**What you are asked to do**
Return all of the entries exactly, but do not include the pictures.

━━━━━━━━━━━━━━━━━━━━━━━━━━━━━━

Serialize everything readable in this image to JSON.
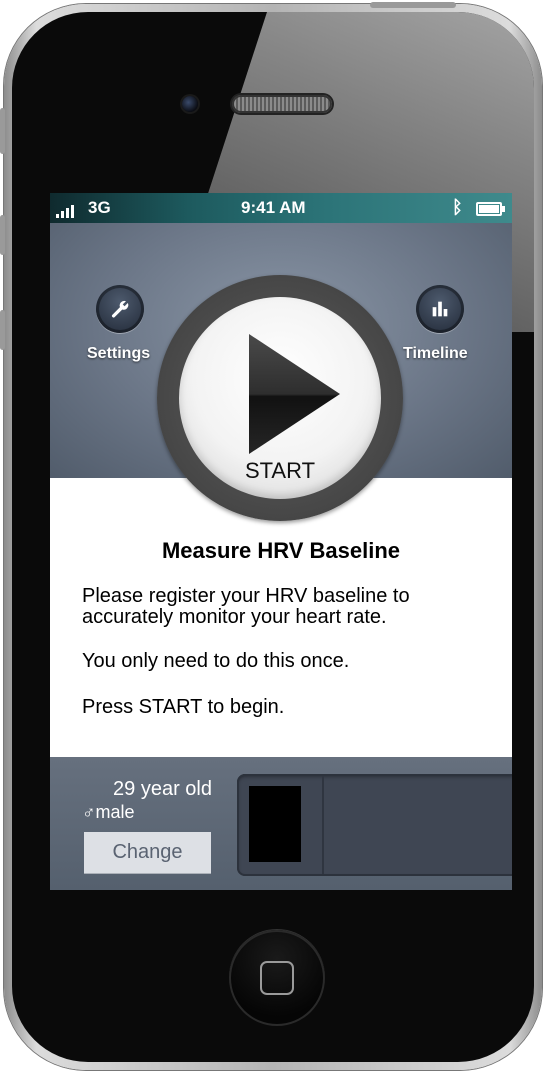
{
  "status_bar": {
    "carrier": "3G",
    "time": "9:41 AM",
    "bluetooth_icon": "bluetooth-icon",
    "battery_icon": "battery-icon"
  },
  "nav": {
    "settings_label": "Settings",
    "settings_icon": "wrench-icon",
    "timeline_label": "Timeline",
    "timeline_icon": "bar-chart-icon"
  },
  "start_button": {
    "label": "START",
    "icon": "play-icon"
  },
  "info": {
    "title": "Measure HRV Baseline",
    "paragraph1": "Please register your HRV baseline to accurately monitor your heart rate.",
    "paragraph2": "You only need to do this once.",
    "paragraph3": "Press START to begin."
  },
  "profile": {
    "age": "29 year old",
    "gender_symbol": "♂",
    "gender": "male",
    "change_label": "Change"
  },
  "colors": {
    "content_bg": "#ffffff",
    "bottom_bar": "#5d6878",
    "status_bar": "#1d5a5e"
  }
}
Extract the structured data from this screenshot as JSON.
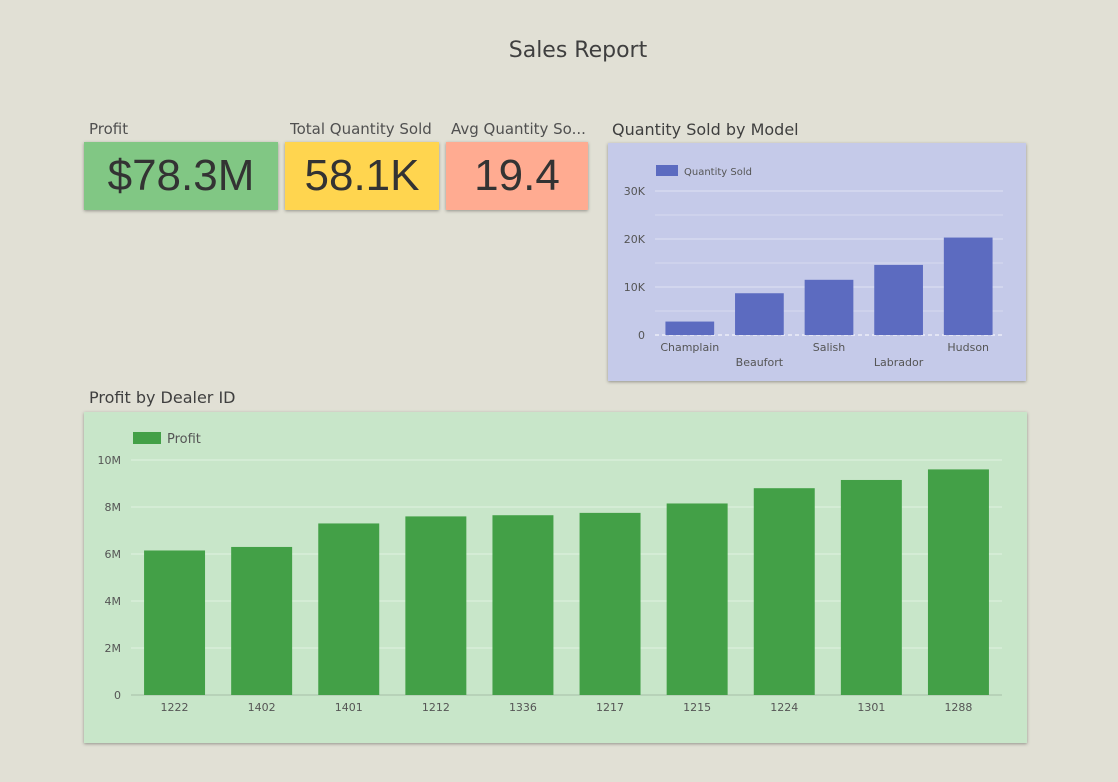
{
  "report": {
    "title": "Sales Report"
  },
  "kpis": [
    {
      "label": "Profit",
      "value": "$78.3M",
      "color": "#81c784"
    },
    {
      "label": "Total Quantity Sold",
      "value": "58.1K",
      "color": "#ffd54f"
    },
    {
      "label": "Avg Quantity So...",
      "value": "19.4",
      "color": "#ffab91"
    }
  ],
  "charts": {
    "quantity_by_model": {
      "title": "Quantity Sold by Model",
      "background": "#c5cae9",
      "bar_color": "#5c6bc0"
    },
    "profit_by_dealer": {
      "title": "Profit by Dealer ID",
      "background": "#c8e6c9",
      "bar_color": "#43a047"
    }
  },
  "chart_data": [
    {
      "type": "bar",
      "title": "Quantity Sold by Model",
      "categories": [
        "Champlain",
        "Beaufort",
        "Salish",
        "Labrador",
        "Hudson"
      ],
      "series": [
        {
          "name": "Quantity Sold",
          "values": [
            2800,
            8700,
            11500,
            14600,
            20300
          ]
        }
      ],
      "ylim": [
        0,
        30000
      ],
      "yticks": [
        0,
        10000,
        20000,
        30000
      ],
      "ytick_labels": [
        "0",
        "10K",
        "20K",
        "30K"
      ],
      "grid": true,
      "legend": "top-left"
    },
    {
      "type": "bar",
      "title": "Profit by Dealer ID",
      "categories": [
        "1222",
        "1402",
        "1401",
        "1212",
        "1336",
        "1217",
        "1215",
        "1224",
        "1301",
        "1288"
      ],
      "series": [
        {
          "name": "Profit",
          "values": [
            6150000,
            6300000,
            7300000,
            7600000,
            7650000,
            7750000,
            8150000,
            8800000,
            9150000,
            9600000
          ]
        }
      ],
      "ylim": [
        0,
        10000000
      ],
      "yticks": [
        0,
        2000000,
        4000000,
        6000000,
        8000000,
        10000000
      ],
      "ytick_labels": [
        "0",
        "2M",
        "4M",
        "6M",
        "8M",
        "10M"
      ],
      "grid": true,
      "legend": "top-left"
    }
  ]
}
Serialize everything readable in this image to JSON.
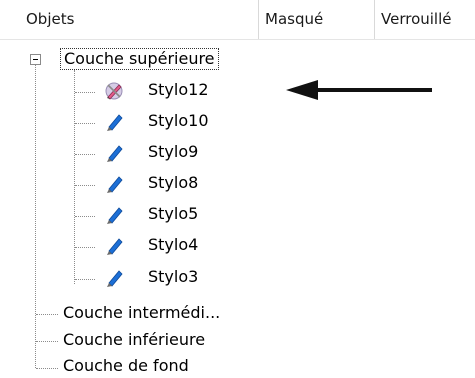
{
  "columns": {
    "objects": "Objets",
    "hidden": "Masqué",
    "locked": "Verrouillé"
  },
  "tree": {
    "top_layer": {
      "label": "Couche supérieure",
      "children": [
        "Stylo12",
        "Stylo10",
        "Stylo9",
        "Stylo8",
        "Stylo5",
        "Stylo4",
        "Stylo3"
      ]
    },
    "middle_layer": "Couche intermédi...",
    "lower_layer": "Couche inférieure",
    "background_layer": "Couche de fond"
  },
  "icons": {
    "expander": "collapse-minus-icon",
    "stylo12": "pen-disabled-icon",
    "pen": "blue-pen-icon",
    "arrow": "left-arrow-icon"
  },
  "colors": {
    "pen_blue": "#1c6fd6",
    "arrow": "#111111"
  }
}
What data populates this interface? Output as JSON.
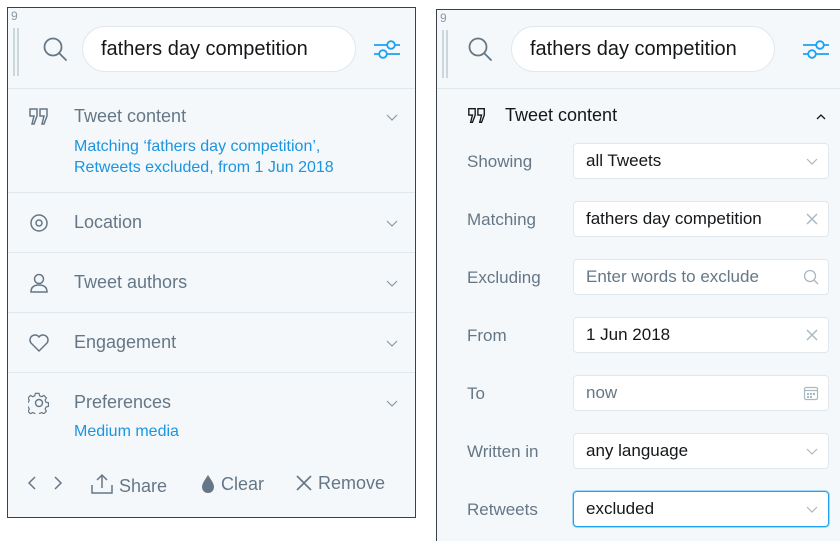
{
  "left": {
    "column_number": "9",
    "search_value": "fathers day competition",
    "sections": [
      {
        "title": "Tweet content",
        "subtitle": [
          "Matching ‘fathers day competition’,",
          "Retweets excluded, from 1 Jun 2018"
        ],
        "icon": "quote-icon"
      },
      {
        "title": "Location",
        "icon": "location-pin-icon"
      },
      {
        "title": "Tweet authors",
        "icon": "user-icon"
      },
      {
        "title": "Engagement",
        "icon": "heart-icon"
      },
      {
        "title": "Preferences",
        "subtitle": [
          "Medium media"
        ],
        "icon": "gear-icon"
      }
    ],
    "footer": {
      "share": "Share",
      "clear": "Clear",
      "remove": "Remove"
    }
  },
  "right": {
    "column_number": "9",
    "search_value": "fathers day competition",
    "section_title": "Tweet content",
    "rows": [
      {
        "label": "Showing",
        "value": "all Tweets",
        "control": "dropdown"
      },
      {
        "label": "Matching",
        "value": "fathers day competition",
        "control": "clearable"
      },
      {
        "label": "Excluding",
        "placeholder": "Enter words to exclude",
        "control": "search"
      },
      {
        "label": "From",
        "value": "1 Jun 2018",
        "control": "clearable"
      },
      {
        "label": "To",
        "value": "now",
        "control": "calendar"
      },
      {
        "label": "Written in",
        "value": "any language",
        "control": "dropdown"
      },
      {
        "label": "Retweets",
        "value": "excluded",
        "control": "dropdown"
      }
    ]
  },
  "colors": {
    "accent": "#1da1f2",
    "link": "#1b95e0",
    "muted": "#657786",
    "background": "#f5f8fa",
    "border": "#e1e8ed"
  }
}
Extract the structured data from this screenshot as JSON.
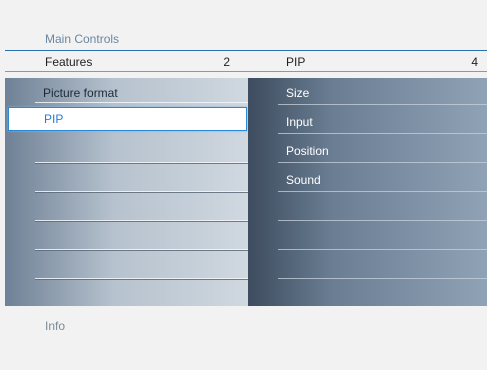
{
  "breadcrumb": "Main Controls",
  "left_header": {
    "title": "Features",
    "count": "2"
  },
  "right_header": {
    "title": "PIP",
    "count": "4"
  },
  "left_menu": {
    "items": [
      "Picture format",
      "PIP"
    ],
    "selected": "PIP"
  },
  "right_menu": {
    "items": [
      "Size",
      "Input",
      "Position",
      "Sound"
    ]
  },
  "info_label": "Info",
  "colors": {
    "accent": "#2a88d6",
    "header_line": "#2a6fb0",
    "selected_text": "#2a7cd0"
  }
}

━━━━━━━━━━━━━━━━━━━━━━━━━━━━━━

**Answer section**
Serialize everything readable in this image to JSON.
{
  "status_bar": {
    "carrier": "3G",
    "time": "9:41 AM",
    "bluetooth_icon": "bluetooth-icon",
    "battery_icon": "battery-icon"
  },
  "nav": {
    "settings_label": "Settings",
    "settings_icon": "wrench-icon",
    "timeline_label": "Timeline",
    "timeline_icon": "bar-chart-icon"
  },
  "start_button": {
    "label": "START",
    "icon": "play-icon"
  },
  "info": {
    "title": "Measure HRV Baseline",
    "paragraph1": "Please register your HRV baseline to accurately monitor your heart rate.",
    "paragraph2": "You only need to do this once.",
    "paragraph3": "Press START to begin."
  },
  "profile": {
    "age": "29 year old",
    "gender_symbol": "♂",
    "gender": "male",
    "change_label": "Change"
  },
  "colors": {
    "content_bg": "#ffffff",
    "bottom_bar": "#5d6878",
    "status_bar": "#1d5a5e"
  }
}
Extract the structured data from this screenshot as JSON.
{
  "report": {
    "title": "Sales Report"
  },
  "kpis": [
    {
      "label": "Profit",
      "value": "$78.3M",
      "color": "#81c784"
    },
    {
      "label": "Total Quantity Sold",
      "value": "58.1K",
      "color": "#ffd54f"
    },
    {
      "label": "Avg Quantity So...",
      "value": "19.4",
      "color": "#ffab91"
    }
  ],
  "charts": {
    "quantity_by_model": {
      "title": "Quantity Sold by Model",
      "background": "#c5cae9",
      "bar_color": "#5c6bc0"
    },
    "profit_by_dealer": {
      "title": "Profit by Dealer ID",
      "background": "#c8e6c9",
      "bar_color": "#43a047"
    }
  },
  "chart_data": [
    {
      "type": "bar",
      "title": "Quantity Sold by Model",
      "categories": [
        "Champlain",
        "Beaufort",
        "Salish",
        "Labrador",
        "Hudson"
      ],
      "series": [
        {
          "name": "Quantity Sold",
          "values": [
            2800,
            8700,
            11500,
            14600,
            20300
          ]
        }
      ],
      "ylim": [
        0,
        30000
      ],
      "yticks": [
        0,
        10000,
        20000,
        30000
      ],
      "ytick_labels": [
        "0",
        "10K",
        "20K",
        "30K"
      ],
      "grid": true,
      "legend": "top-left"
    },
    {
      "type": "bar",
      "title": "Profit by Dealer ID",
      "categories": [
        "1222",
        "1402",
        "1401",
        "1212",
        "1336",
        "1217",
        "1215",
        "1224",
        "1301",
        "1288"
      ],
      "series": [
        {
          "name": "Profit",
          "values": [
            6150000,
            6300000,
            7300000,
            7600000,
            7650000,
            7750000,
            8150000,
            8800000,
            9150000,
            9600000
          ]
        }
      ],
      "ylim": [
        0,
        10000000
      ],
      "yticks": [
        0,
        2000000,
        4000000,
        6000000,
        8000000,
        10000000
      ],
      "ytick_labels": [
        "0",
        "2M",
        "4M",
        "6M",
        "8M",
        "10M"
      ],
      "grid": true,
      "legend": "top-left"
    }
  ]
}
Serialize everything readable in this image to JSON.
{
  "columns": {
    "objects": "Objets",
    "hidden": "Masqué",
    "locked": "Verrouillé"
  },
  "tree": {
    "top_layer": {
      "label": "Couche supérieure",
      "children": [
        "Stylo12",
        "Stylo10",
        "Stylo9",
        "Stylo8",
        "Stylo5",
        "Stylo4",
        "Stylo3"
      ]
    },
    "middle_layer": "Couche intermédi...",
    "lower_layer": "Couche inférieure",
    "background_layer": "Couche de fond"
  },
  "icons": {
    "expander": "collapse-minus-icon",
    "stylo12": "pen-disabled-icon",
    "pen": "blue-pen-icon",
    "arrow": "left-arrow-icon"
  },
  "colors": {
    "pen_blue": "#1c6fd6",
    "arrow": "#111111"
  }
}
What data populates this interface? Output as JSON.
{
  "left": {
    "column_number": "9",
    "search_value": "fathers day competition",
    "sections": [
      {
        "title": "Tweet content",
        "subtitle": [
          "Matching ‘fathers day competition’,",
          "Retweets excluded, from 1 Jun 2018"
        ],
        "icon": "quote-icon"
      },
      {
        "title": "Location",
        "icon": "location-pin-icon"
      },
      {
        "title": "Tweet authors",
        "icon": "user-icon"
      },
      {
        "title": "Engagement",
        "icon": "heart-icon"
      },
      {
        "title": "Preferences",
        "subtitle": [
          "Medium media"
        ],
        "icon": "gear-icon"
      }
    ],
    "footer": {
      "share": "Share",
      "clear": "Clear",
      "remove": "Remove"
    }
  },
  "right": {
    "column_number": "9",
    "search_value": "fathers day competition",
    "section_title": "Tweet content",
    "rows": [
      {
        "label": "Showing",
        "value": "all Tweets",
        "control": "dropdown"
      },
      {
        "label": "Matching",
        "value": "fathers day competition",
        "control": "clearable"
      },
      {
        "label": "Excluding",
        "placeholder": "Enter words to exclude",
        "control": "search"
      },
      {
        "label": "From",
        "value": "1 Jun 2018",
        "control": "clearable"
      },
      {
        "label": "To",
        "value": "now",
        "control": "calendar"
      },
      {
        "label": "Written in",
        "value": "any language",
        "control": "dropdown"
      },
      {
        "label": "Retweets",
        "value": "excluded",
        "control": "dropdown"
      }
    ]
  },
  "colors": {
    "accent": "#1da1f2",
    "link": "#1b95e0",
    "muted": "#657786",
    "background": "#f5f8fa",
    "border": "#e1e8ed"
  }
}
Extract the structured data from this screenshot as JSON.
{
  "breadcrumb": "Main Controls",
  "left_header": {
    "title": "Features",
    "count": "2"
  },
  "right_header": {
    "title": "PIP",
    "count": "4"
  },
  "left_menu": {
    "items": [
      "Picture format",
      "PIP"
    ],
    "selected": "PIP"
  },
  "right_menu": {
    "items": [
      "Size",
      "Input",
      "Position",
      "Sound"
    ]
  },
  "info_label": "Info",
  "colors": {
    "accent": "#2a88d6",
    "header_line": "#2a6fb0",
    "selected_text": "#2a7cd0"
  }
}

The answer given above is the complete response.